That doesn’t mean that everything is rosy for Chris Christie, though. Politically, these developments seem to be about as damaging news as possible other than the Governor himself being indicted. It has been expected for some time that there would be indictments in the Bridgegate scandal, of course, but the fact that two of Christie’s closest aides seems to put the death knell to the one thing about the Governor of New Jersey that made him unique among potential Presidential candidates. To a large degree, Christie’s national reputation was built up around a reputation of being someone willing to speak bluntly and take charge of problems. Many of his strongest criticisms of President Obama, for example, have centered around what he contends have been failures of the President’s leadership skills. Now he is faced with a situation where three people with whom he was closely linked concocted a scheme to retaliate against one of his political enemies, that they did it entirely without his knowledge, and that they apparently lied to his face when he asked them several months later if they had been involved in the lane closures at all. That’s hardly the kind of thing you want to see in someone who is pushing a message that centers around the ideas of leadership and speaking the truth. Combine that with the fact that Christie already had strikes against him due to the fact that he was perceived as being out of step with base of the Republican Party, and it’s hard to see how you run a credible campaign for President. As I said last month, Chris Christie may decide to run for President after all, but it’s hard to see how he puts together a campaign that is going to come anywhere close to the potential he seemed to have two or three years ago.
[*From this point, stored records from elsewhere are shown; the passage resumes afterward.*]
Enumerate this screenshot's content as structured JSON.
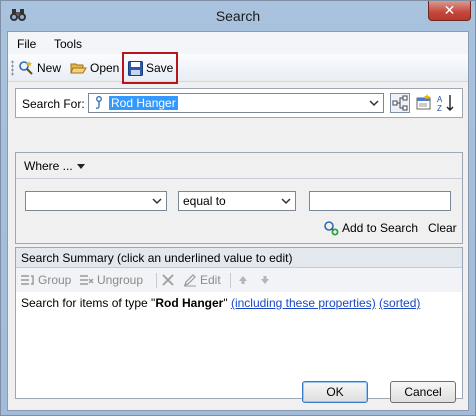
{
  "window": {
    "title": "Search",
    "close_glyph": "✕"
  },
  "menu": {
    "file": "File",
    "tools": "Tools"
  },
  "toolbar": {
    "new_label": "New",
    "open_label": "Open",
    "save_label": "Save"
  },
  "search_for": {
    "label": "Search For:",
    "value": "Rod Hanger"
  },
  "where": {
    "header": "Where ...",
    "property_value": "",
    "operator_value": "equal to",
    "criteria_value": "",
    "add_label": "Add to Search",
    "clear_label": "Clear"
  },
  "summary": {
    "header": "Search Summary (click an underlined value to edit)",
    "group_label": "Group",
    "ungroup_label": "Ungroup",
    "edit_label": "Edit",
    "text_prefix": "Search for items of type \"",
    "type_value": "Rod Hanger",
    "text_quote": "\"",
    "properties_link": "(including these properties)",
    "sorted_link": "(sorted)"
  },
  "buttons": {
    "ok": "OK",
    "cancel": "Cancel"
  },
  "colors": {
    "highlight_border": "#b8141b",
    "selection": "#3399ff",
    "link": "#1a46c5"
  },
  "icons": [
    "binoculars-icon",
    "new-search-icon",
    "open-folder-icon",
    "save-disk-icon",
    "item-type-icon",
    "hierarchy-icon",
    "properties-icon",
    "sort-az-icon",
    "add-search-icon",
    "group-icon",
    "ungroup-icon",
    "delete-icon",
    "edit-icon",
    "move-up-icon",
    "move-down-icon"
  ]
}
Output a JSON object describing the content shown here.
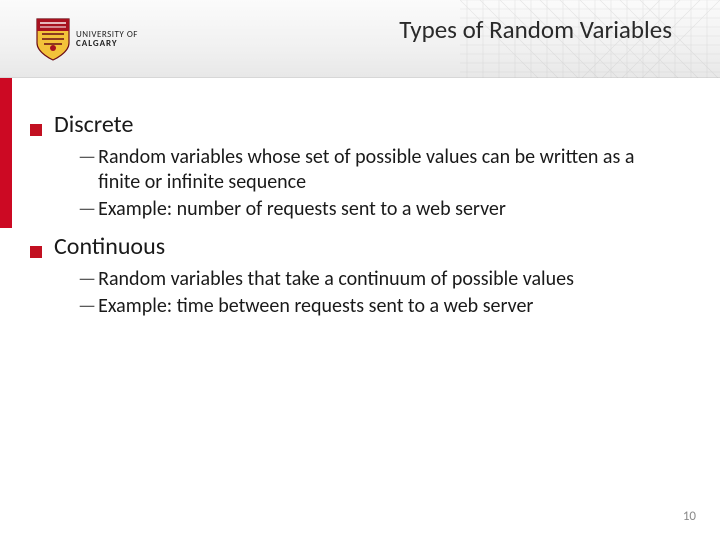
{
  "header": {
    "title": "Types of Random Variables",
    "logo": {
      "line1": "UNIVERSITY OF",
      "line2": "CALGARY"
    }
  },
  "content": {
    "items": [
      {
        "label": "Discrete",
        "subitems": [
          "Random variables whose set of possible values can be written as a finite or infinite sequence",
          "Example: number of requests sent to a web server"
        ]
      },
      {
        "label": "Continuous",
        "subitems": [
          "Random variables that take a continuum of possible values",
          "Example: time between requests sent to a web server"
        ]
      }
    ]
  },
  "page_number": "10"
}
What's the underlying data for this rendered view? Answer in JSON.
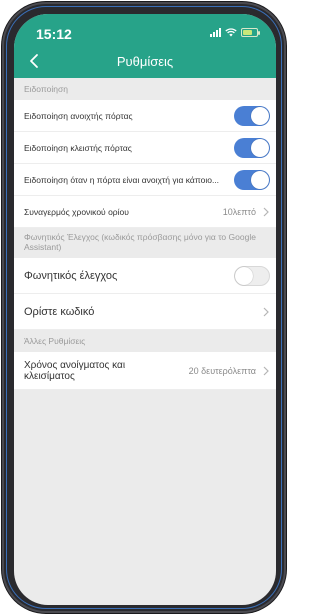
{
  "status_bar": {
    "time": "15:12"
  },
  "header": {
    "title": "Ρυθμίσεις"
  },
  "sections": {
    "notifications": {
      "title": "Ειδοποίηση",
      "items": [
        {
          "label": "Ειδοποίηση ανοιχτής πόρτας",
          "enabled": true
        },
        {
          "label": "Ειδοποίηση κλειστής πόρτας",
          "enabled": true
        },
        {
          "label": "Ειδοποίηση όταν η πόρτα είναι ανοιχτή για κάποιο...",
          "enabled": true
        }
      ],
      "timer_alarm": {
        "label": "Συναγερμός χρονικού ορίου",
        "value": "10λεπτό"
      }
    },
    "voice": {
      "title": "Φωνητικός Έλεγχος (κωδικός πρόσβασης μόνο για το Google Assistant)",
      "toggle": {
        "label": "Φωνητικός έλεγχος",
        "enabled": false
      },
      "set_code": {
        "label": "Ορίστε κωδικό"
      }
    },
    "other": {
      "title": "Άλλες Ρυθμίσεις",
      "open_close_time": {
        "label": "Χρόνος ανοίγματος και κλεισίματος",
        "value": "20 δευτερόλεπτα"
      }
    }
  },
  "colors": {
    "header": "#27a389",
    "toggle_on": "#4a7fd4",
    "background": "#ebebeb"
  }
}
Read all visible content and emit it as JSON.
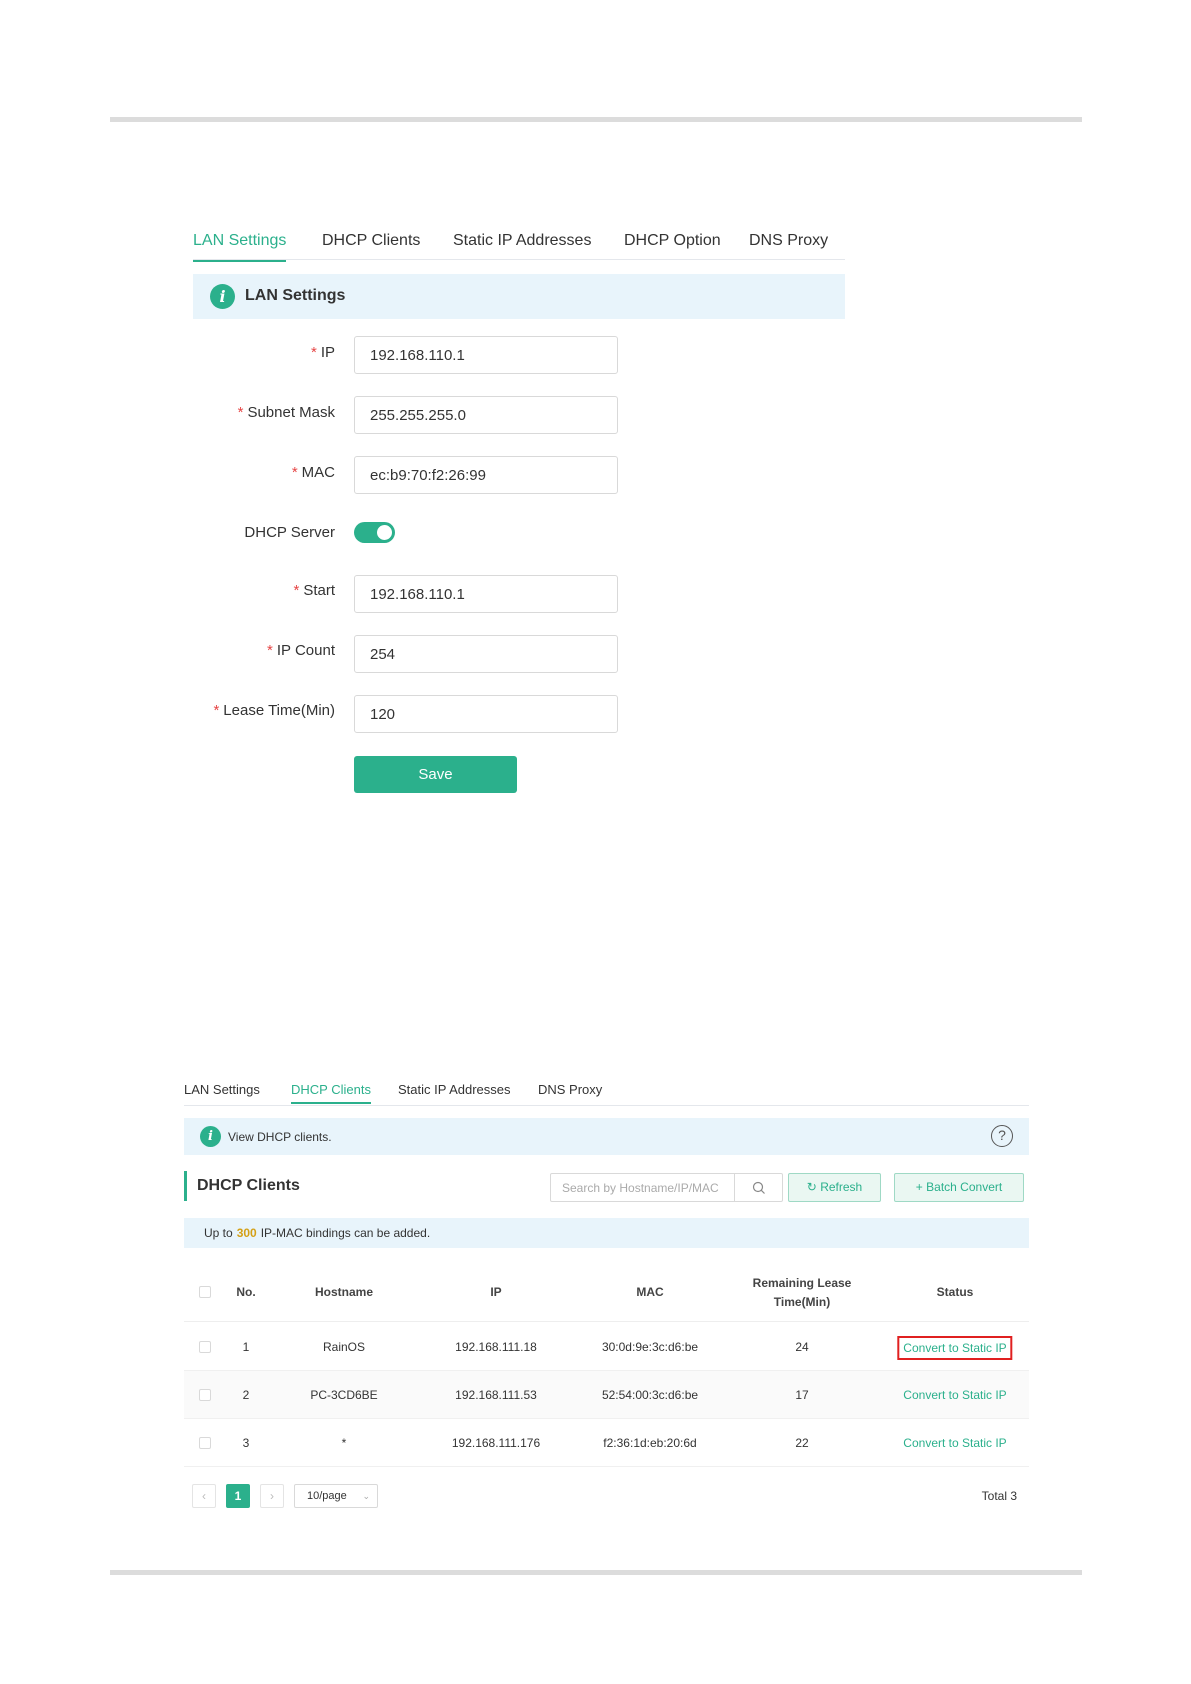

Those years, it seems, were just an illusion after all.
Here is the Wildstein Plea Agreement:
And, the indictment against Kelly and Baroni: